u/Sporkicide · 2 pointsr/HannibalTV

The following list are books from retired members of the FBI Behavioral Science Unit - Jack Crawford's real-life equivalents:

Sexual Homicide - Patterns and Motives

Journey Into Darkness


Anatomy of Motive

Whoever Fights Monsters

Dark Dreams

All of them go into detail in describing how cases were analyzed to develop profiles of unknown killers, the different categories of killers, and how the thought processes of a serial killer work. It's not that they are evil incarnate or unpredictable violent beings - there is usually some kind of logic there that makes perfect sense once you realize that they just aren't playing with the same set of rules as everyone else.

If you just want to talk about manipulation:

Social Engineering: The Art of Human Hacking

u/ThisPromptIsThisLong · 1 pointr/UCSC is basically what the Netflix show of the same name is based on. I recommend both! The show has a lot of scenes reminiscent of the Silence of the Lambs interview scenes, which are amazing.

Edit: I now see that you know about the show, forgive me repetition of useless information.

u/mechesh · 1 pointr/funny

you should read this Written by the FBI agent who basically invented profiling.

TL/DR...your statement is wrong.

u/pattydo · 1 pointr/MakingaMurderer

If you are remembering that quote from Mind Hunter: Inside the FBI's Elite Serial Crime Unit (, you are remembering it wrong. It states that serial sexual killers become skilled in "domination, manipulation and control". (key word being serial)

Again, it is far too nuanced to talk about it with such certainty. Are there people who get sexual gratification from the power they have over people in hose situation? 100%. More often than not most likely. But not always.

Here is a scenario. Drunk man takes home drunk girl and they begin to have consensual sex.

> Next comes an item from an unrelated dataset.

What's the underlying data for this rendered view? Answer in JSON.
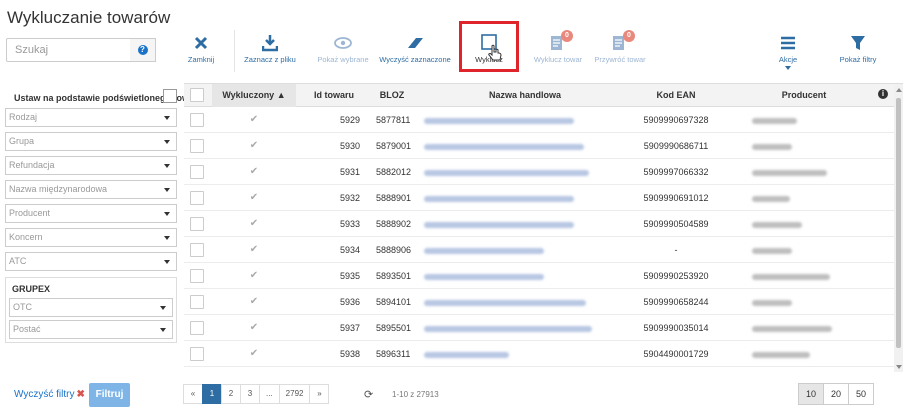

But part way through, right before he is about to finish even, she wants to stop and expresses that clearly. He keeps going though. That is rape. But I wouldn't say that the motive was power over women. Another good example is spousal rape.

>Imagine holding down someone who's crying and pleading for you to go away, and forcing yourself on them sexually.

Rapes rarely happen like this.

Here are a couple sources on sexual gratification and rape:

u/wrytagain · 1 pointr/Screenwriting

This is the book you want Mind Hunter You might say he wrote the book on the subject. Because he did.